In 1999, the company announced Cerulean Blue as the official color of the Millennium, and this became the first Pantone Color of the Year. Ever since, Pantone has annually announced the Color of the Year, a symbol and expression of the current trends and people. Pantone decides the Color of the Year after reviewing a detailed trend analysis and after thoughtful consideration from color experts. Pantone’s Color of the Year influences multiple industries including fashion, home furnishing, industrial design, and graphic design. The Color of the Year 2020, Classic Blue, was announced in early December. Classic Blue is akin to the calming blue hue of a vast evening sky. In an interview with TIME, the vice president of Pantone Color Institute, Laurie Pressman, explained that Classic Blue represents dependability, trustworthiness, credibility, and constancy, traits that are valued in this current fast-paced, technology-oriented world. [Full text for the interview article can be found on the link: https://time.com/5744039/pantone-color-of-the-year-2020/] Entering the new decade in 2020, the Pantone Color Institute expects this color to “bring a sense of peace and tranquility to the human spirit, offering refuge” to the people. The boundless blue of Classic Blue “encourages the people to think beyond the obvious.” [Full text for the Pantone Color Institute’s introduction of Classic Blue can be found on the link: https://www.pantone.com/color-intelligence/color-of-the-year/color-of-the-year-2020]
|[Photo of blue Pantone color chips. https://www.pxfuel.com/en/free-photo-eousr]|
The Pantone Color Institute collaborated with SFactory, a multiplex cultural space in Seongsu-dong, Korea, to hold a color exhibition, “Museum of Colors.” This pop-up exhibition focused on reinterpreting the notion of color with photographs, drawings, and paintings. Each of the nine different rooms of the exhibition introduces a specific color as a theme and artworks that showcase this theme. Each room, with different lighting and interior, briefly explains the history and significance of the color and introduces the artist and its work.
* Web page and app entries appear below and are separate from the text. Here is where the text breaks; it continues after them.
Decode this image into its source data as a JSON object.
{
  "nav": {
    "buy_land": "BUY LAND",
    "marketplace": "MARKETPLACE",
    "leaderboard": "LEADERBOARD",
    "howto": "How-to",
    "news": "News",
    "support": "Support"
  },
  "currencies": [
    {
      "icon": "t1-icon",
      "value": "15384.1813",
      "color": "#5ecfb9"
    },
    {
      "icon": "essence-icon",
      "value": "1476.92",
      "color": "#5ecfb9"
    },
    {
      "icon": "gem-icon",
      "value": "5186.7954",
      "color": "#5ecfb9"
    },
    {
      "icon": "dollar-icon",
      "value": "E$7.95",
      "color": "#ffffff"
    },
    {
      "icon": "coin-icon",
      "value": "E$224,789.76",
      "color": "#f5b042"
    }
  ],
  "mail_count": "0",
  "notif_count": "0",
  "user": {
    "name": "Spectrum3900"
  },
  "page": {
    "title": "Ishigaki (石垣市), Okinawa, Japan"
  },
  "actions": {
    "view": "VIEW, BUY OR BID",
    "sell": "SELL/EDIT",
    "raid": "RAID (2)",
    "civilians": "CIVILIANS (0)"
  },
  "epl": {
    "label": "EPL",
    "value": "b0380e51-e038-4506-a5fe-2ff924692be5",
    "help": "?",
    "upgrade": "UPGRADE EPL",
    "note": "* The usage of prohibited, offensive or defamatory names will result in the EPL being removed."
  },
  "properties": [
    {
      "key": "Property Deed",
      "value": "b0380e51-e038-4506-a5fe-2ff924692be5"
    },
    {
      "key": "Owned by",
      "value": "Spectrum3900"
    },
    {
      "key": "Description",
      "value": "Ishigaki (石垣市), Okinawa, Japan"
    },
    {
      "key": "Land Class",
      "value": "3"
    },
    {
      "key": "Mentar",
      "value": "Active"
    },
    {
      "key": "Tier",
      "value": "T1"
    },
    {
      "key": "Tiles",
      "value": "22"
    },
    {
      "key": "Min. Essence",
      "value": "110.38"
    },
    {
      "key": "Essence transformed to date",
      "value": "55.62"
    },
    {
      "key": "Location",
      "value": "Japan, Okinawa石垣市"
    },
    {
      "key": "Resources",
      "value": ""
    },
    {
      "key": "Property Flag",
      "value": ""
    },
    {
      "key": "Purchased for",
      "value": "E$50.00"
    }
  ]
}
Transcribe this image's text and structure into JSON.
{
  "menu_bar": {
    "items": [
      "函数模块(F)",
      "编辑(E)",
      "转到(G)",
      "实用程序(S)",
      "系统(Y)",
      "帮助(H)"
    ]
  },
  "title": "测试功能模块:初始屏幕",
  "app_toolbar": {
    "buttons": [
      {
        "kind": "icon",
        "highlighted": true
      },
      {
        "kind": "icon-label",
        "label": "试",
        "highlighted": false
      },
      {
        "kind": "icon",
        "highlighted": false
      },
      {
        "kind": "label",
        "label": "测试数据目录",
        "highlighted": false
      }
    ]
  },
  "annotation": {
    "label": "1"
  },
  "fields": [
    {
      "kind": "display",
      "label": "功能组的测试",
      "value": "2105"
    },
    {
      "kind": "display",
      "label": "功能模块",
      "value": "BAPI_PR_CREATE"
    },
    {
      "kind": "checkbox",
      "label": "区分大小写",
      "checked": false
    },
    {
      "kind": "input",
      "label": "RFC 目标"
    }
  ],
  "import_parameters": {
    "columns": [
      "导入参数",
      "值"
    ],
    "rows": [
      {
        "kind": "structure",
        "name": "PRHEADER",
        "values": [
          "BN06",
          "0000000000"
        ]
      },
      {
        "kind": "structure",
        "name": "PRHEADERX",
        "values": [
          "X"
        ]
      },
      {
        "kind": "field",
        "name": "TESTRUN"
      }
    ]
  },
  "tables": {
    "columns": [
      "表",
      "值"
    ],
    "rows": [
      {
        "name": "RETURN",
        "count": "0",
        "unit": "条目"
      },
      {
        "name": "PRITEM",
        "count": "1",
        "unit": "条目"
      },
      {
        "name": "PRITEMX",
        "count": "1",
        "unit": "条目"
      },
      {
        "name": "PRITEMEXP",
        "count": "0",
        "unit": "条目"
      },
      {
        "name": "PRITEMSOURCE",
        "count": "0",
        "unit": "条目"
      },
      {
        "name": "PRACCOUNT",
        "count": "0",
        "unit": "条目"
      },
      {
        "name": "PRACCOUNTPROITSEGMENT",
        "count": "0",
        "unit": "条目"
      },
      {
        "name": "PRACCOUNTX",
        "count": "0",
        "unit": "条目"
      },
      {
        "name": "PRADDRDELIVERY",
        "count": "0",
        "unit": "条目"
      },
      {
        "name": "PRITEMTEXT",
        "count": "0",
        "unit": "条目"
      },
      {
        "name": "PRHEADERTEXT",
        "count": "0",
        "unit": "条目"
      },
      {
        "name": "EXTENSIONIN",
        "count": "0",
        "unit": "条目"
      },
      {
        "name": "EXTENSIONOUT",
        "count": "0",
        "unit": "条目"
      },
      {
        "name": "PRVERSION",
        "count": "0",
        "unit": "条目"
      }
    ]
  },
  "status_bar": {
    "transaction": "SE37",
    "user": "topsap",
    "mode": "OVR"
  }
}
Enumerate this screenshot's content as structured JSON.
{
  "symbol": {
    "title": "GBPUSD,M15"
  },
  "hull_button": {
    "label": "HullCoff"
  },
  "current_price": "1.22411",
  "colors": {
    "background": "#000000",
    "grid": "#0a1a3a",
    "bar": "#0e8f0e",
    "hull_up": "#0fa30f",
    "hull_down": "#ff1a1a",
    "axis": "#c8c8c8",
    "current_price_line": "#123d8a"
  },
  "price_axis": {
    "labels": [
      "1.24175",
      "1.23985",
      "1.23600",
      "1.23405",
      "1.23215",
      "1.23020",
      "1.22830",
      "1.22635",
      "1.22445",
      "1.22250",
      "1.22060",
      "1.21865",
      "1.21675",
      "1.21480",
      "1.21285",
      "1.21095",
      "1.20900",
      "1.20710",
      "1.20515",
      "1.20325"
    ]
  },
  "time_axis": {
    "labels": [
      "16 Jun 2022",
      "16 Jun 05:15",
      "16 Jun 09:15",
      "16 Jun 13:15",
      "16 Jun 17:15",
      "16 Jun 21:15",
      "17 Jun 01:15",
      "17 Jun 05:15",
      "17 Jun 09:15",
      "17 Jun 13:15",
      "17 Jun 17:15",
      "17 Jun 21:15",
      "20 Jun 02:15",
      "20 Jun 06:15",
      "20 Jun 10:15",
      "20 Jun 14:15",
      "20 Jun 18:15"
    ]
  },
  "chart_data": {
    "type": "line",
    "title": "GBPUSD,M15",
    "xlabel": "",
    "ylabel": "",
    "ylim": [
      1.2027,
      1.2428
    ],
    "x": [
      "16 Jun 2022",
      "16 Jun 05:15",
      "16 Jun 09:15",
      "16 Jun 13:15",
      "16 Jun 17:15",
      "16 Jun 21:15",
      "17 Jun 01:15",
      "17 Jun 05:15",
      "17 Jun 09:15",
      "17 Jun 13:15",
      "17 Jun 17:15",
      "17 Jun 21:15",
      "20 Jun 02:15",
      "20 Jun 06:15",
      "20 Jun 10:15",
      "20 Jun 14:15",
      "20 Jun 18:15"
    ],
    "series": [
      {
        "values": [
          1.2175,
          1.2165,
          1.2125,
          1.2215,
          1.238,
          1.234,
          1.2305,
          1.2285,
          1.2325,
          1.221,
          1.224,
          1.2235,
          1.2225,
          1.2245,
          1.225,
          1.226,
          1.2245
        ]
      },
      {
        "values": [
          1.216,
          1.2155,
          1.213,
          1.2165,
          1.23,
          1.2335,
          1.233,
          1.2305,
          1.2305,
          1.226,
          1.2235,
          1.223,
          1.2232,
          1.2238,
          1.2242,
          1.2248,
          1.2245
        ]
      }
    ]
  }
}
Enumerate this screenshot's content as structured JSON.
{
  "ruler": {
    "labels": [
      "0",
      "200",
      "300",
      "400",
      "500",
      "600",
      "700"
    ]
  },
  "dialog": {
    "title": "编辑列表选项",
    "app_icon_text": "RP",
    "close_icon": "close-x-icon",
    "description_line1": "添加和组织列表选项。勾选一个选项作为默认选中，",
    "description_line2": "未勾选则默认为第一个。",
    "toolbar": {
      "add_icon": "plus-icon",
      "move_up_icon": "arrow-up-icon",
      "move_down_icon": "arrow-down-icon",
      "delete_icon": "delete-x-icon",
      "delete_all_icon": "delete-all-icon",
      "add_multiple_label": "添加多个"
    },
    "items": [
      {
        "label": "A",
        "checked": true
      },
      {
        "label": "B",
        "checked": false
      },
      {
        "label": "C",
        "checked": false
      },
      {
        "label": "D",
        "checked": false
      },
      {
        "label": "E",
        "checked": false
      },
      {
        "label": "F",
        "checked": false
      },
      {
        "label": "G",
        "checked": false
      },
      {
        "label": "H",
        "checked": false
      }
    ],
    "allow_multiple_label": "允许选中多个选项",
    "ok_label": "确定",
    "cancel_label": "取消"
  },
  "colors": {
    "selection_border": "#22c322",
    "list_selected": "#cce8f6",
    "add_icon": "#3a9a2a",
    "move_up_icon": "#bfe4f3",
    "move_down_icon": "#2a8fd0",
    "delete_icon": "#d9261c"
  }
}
The third room of the exhibition, dedicated to the Pantone Color Institute, presents the history and future of Pantone’s color universe, the world of diverse hues Pantone established. After the announcement of the 2020 Color of the Year, a huge color chip of Classic Blue was displayed in the room. Pictures of the exhibition can be found on the official “Museum of Colors” Instagram account @museumofcolors.official, https://www.instagram.com/museumofcolors.official/.
Other artists who participated are Russian photographer Kristina Makeevam, Korean furniture designer Yoon Sae-Rom, Korean publishing company Creation and Criticism, English photographer Lynne Douglas, Turkish photographer Yener Torun, and Korean illustrator Artnum. One unique characteristic of this exhibition was that it displayed various forms and sizes of artworks, such as the installation art, dining table, oversized color chips, and a small garden. It was interesting to see how the mood of the room changed every time I entered a new room with new colors. One impressive room was the fifth room, titled ‘Sky Island.’ In the room, there was a series by English photographer Lynne Douglas which focused on photos of the sea and the sky. Each photograph showed various colors among the wide spectrum of blue in nature.
The objective of the exhibition “Museum of Colors” was to let people understand the magnificence and meaning of different colors by taking a look at various artworks. The exhibition “Museum of Colors” is held until March 15, 2020. [Additional information can be found on the following link: https://www.museumofcolors.kr/] By introducing us to the history of the Pantone Color Institute, the Pantone Color of the Year, and the various tones of color, the exhibition offers a new insight about the world coming into this new decade and a chance to live a world of colors.
Moonyoung (Rosy) Bang
Sophomore (Grade 10)
Gangnam International School
Moonyoung (Rosy) Bang firstname.lastname@example.org
<Copyright © The Herald Insight, All rights reseverd.>